All at sea- technology enabling security, education, and environmental research
In November 2015 my family and I set sail from Lanzarote in the Canary Islands – taking part in the Atlantic Odyssey, an annual transatlantic yacht race.
In December, after nearly three weeks at sea crossing the stormy Atlantic, we arrived on the French island of Martinique in the eastern Caribbean.
Rough crossing …
We arrived in the harbour, Le Marin, exhausted but also exhilarated, finishing sixth out of 42 boats in the rally. Strong winds and high seas had tested our sea-faring skills and nerves but in these conditions, safety remained a priority. If a crew member went overboard, we knew it would be extremely difficult to recover them.
Being alert to danger 24/7 is exhausting. Vigilance was key. Just like any successful journey, it’s never something you do alone and you have to rely on your team and the people around you.
What I soon realised was that, when at sea, technology is your lifeline. Our boat had a fixed GPS beacon, broadcasting our position three times a day, allowing the rally organisers to always know where we were. In the event that we’d have to abandon the boat, we had a mobile emergency position-indicating radio beacon (EPIRB) station (connected to the satellite network of the official worldwide rescue organisation) with us in an inflatable life raft.

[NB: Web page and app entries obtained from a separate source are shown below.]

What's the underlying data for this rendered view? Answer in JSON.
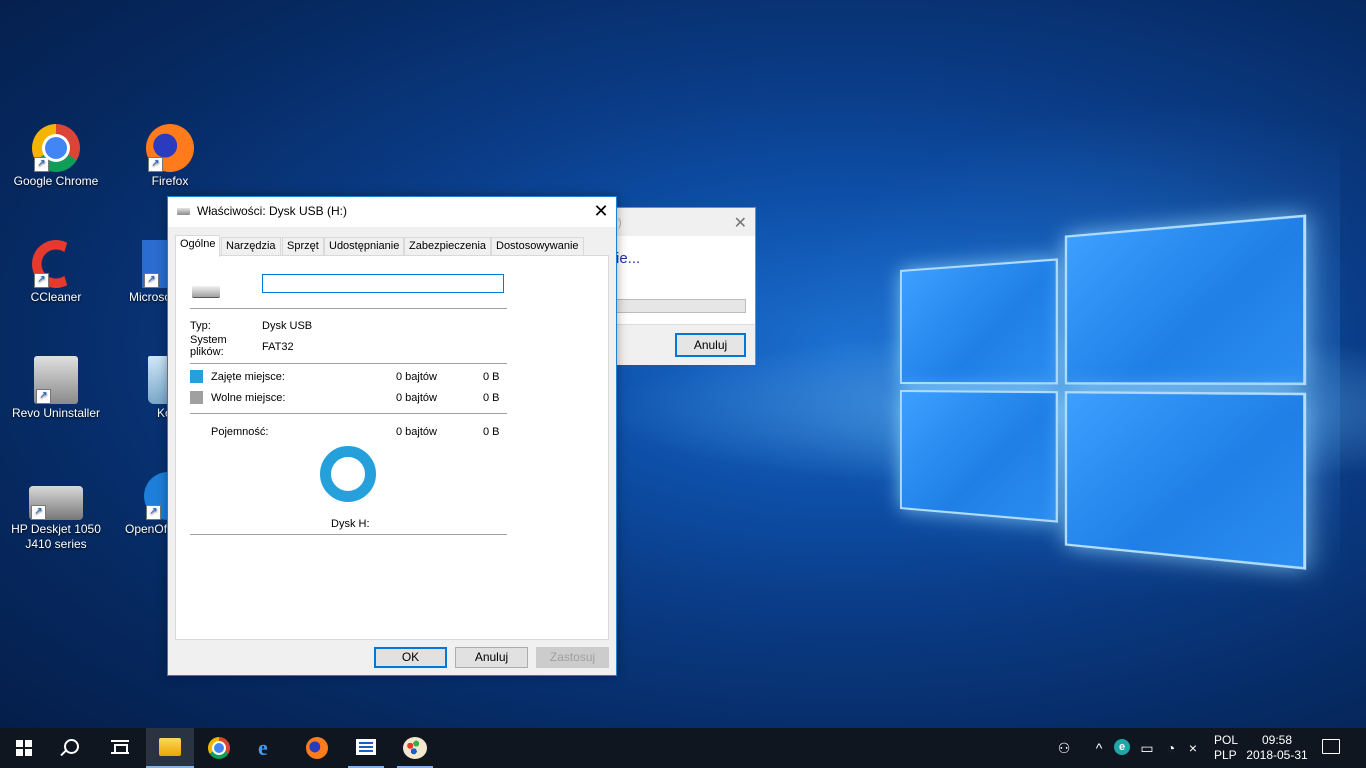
{
  "desktop": {
    "icons": [
      {
        "label": "Google Chrome",
        "icon": "chrome-icon"
      },
      {
        "label": "Firefox",
        "icon": "firefox-icon"
      },
      {
        "label": "CCleaner",
        "icon": "ccleaner-icon"
      },
      {
        "label": "Microso",
        "icon": "word-icon"
      },
      {
        "label": "Revo Uninstaller",
        "icon": "revo-uninstaller-icon"
      },
      {
        "label": "Ko",
        "icon": "recycle-bin-icon"
      },
      {
        "label": "HP Deskjet 1050 J410 series",
        "icon": "printer-icon"
      },
      {
        "label": "OpenOf",
        "icon": "openoffice-icon"
      }
    ]
  },
  "back_dialog": {
    "title_fragment": ")",
    "status_fragment": "ie...",
    "cancel_label": "Anuluj",
    "progress_percent": 0
  },
  "dialog": {
    "title": "Właściwości: Dysk USB (H:)",
    "close_label": "✕",
    "tabs": [
      {
        "label": "Ogólne",
        "active": true
      },
      {
        "label": "Narzędzia",
        "active": false
      },
      {
        "label": "Sprzęt",
        "active": false
      },
      {
        "label": "Udostępnianie",
        "active": false
      },
      {
        "label": "Zabezpieczenia",
        "active": false
      },
      {
        "label": "Dostosowywanie",
        "active": false
      }
    ],
    "name_value": "",
    "type_label": "Typ:",
    "type_value": "Dysk USB",
    "fs_label_1": "System",
    "fs_label_2": "plików:",
    "fs_value": "FAT32",
    "used": {
      "label": "Zajęte miejsce:",
      "bytes": "0 bajtów",
      "size": "0 B",
      "color": "#26a0da"
    },
    "free": {
      "label": "Wolne miejsce:",
      "bytes": "0 bajtów",
      "size": "0 B",
      "color": "#a0a0a0"
    },
    "capacity": {
      "label": "Pojemność:",
      "bytes": "0 bajtów",
      "size": "0 B"
    },
    "drive_caption": "Dysk H:",
    "buttons": {
      "ok": "OK",
      "cancel": "Anuluj",
      "apply": "Zastosuj"
    }
  },
  "taskbar": {
    "pinned": [
      "start-icon",
      "search-icon",
      "task-view-icon",
      "file-explorer-icon",
      "chrome-icon",
      "edge-icon",
      "firefox-icon",
      "list-app-icon",
      "paint-icon"
    ],
    "tray_icons": [
      "people-icon",
      "chevron-up-icon",
      "eset-icon",
      "wifi-icon",
      "battery-icon",
      "network-icon",
      "volume-muted-icon"
    ],
    "lang_top": "POL",
    "lang_bottom": "PLP",
    "time": "09:58",
    "date": "2018-05-31"
  }
}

In the event of anyone falling overboard, we all wore personal automatic identification systems (AIS) beacons: the beacons use VHF frequencies to indicate the position of a ‘man overboard’.
Sailing in the dark
We also relied 24/7 on our on-board radar for security and safety for two reasons.
Tropical gusts are potential perilous, with thrashing rain and a vertical wind shear of up to 50kn. The radar allows us to pick up these storms so we could safely reduce the amount of sail surface and our risk. The satellite phone on board connected us to specialised weather and email applications on our iPad through an Iridium WiFi access point.
Radically shifting our water and energy habits
Life at sea taught us greater respect for our two most important resources: water and electricity.
Fresh water is heavy and sailboats are limited in size so we relied on a desalinator to make fresh water for a crew of six for three weeks.
Likewise, keeping food fresh for almost a month is a challenge that consumes electricity, as does the yacht’s essential facilities and autopilot. The result was us that we needed to radically change our daily habits. It taught us to never waste water and be more conscious of our electricity usage — all the things we take for granted in our daily, busy lives in the modern world.
All pens (and iPads) on deck — education at sea!
The deck or cabin of a sailboat isn’t what immediately comes to mind when you think of schooling, but for the duration of our journey this was the ‘classroom’ for our daughter, Alienor. We wanted to make sure that she didn’t miss out on any school work, so via The National Centre for Distance Education she was able to follow the official secondary school curricula during our travels.
While I helped Alienor with her Latin lessons using traditional books, for the most part she was able to access electronic documents on her iPad including listening to recordings and practising for her Chinese lessons.
The curse of sargassum seaweed
As I mentioned in my last blog, as part of the Atlantic Odyssey, organisers Cornell Sailing work with the Intergovernmental Oceanographic Commission-UNESCO, to conduct scientific projects. As participants, we were excited to be working as citizen researchers.
One of the projects was to collect information on sargassum seaweed. Global warming has caused these large masses of seaweed to gather on many of the beaches of West Caribbean islands which is negatively affecting the tourism and fishing sectors on these islands.
We helped launch autonomous drifter buoys on the surface of the ocean, which use satellite technology to track the movements of the seaweed — and also collect data on salinity, ocean currents, and temperature. Data collected will empower scientists to understand its impact on the environment.
Protecting the ‘big blue’ for tomorrow
It was a sobering experience to see up close the stark reality global warming has on the oceans. We all need to be proactive in protecting the health of the oceans. We may not all be ardent sailors or spend our lives at sea, but how many of us take, or dream of taking, island holidays with our families or friends?
It’s up to us to protect the sea and beaches. We can all do our bit to protect our planet for a better future, no matter how small or big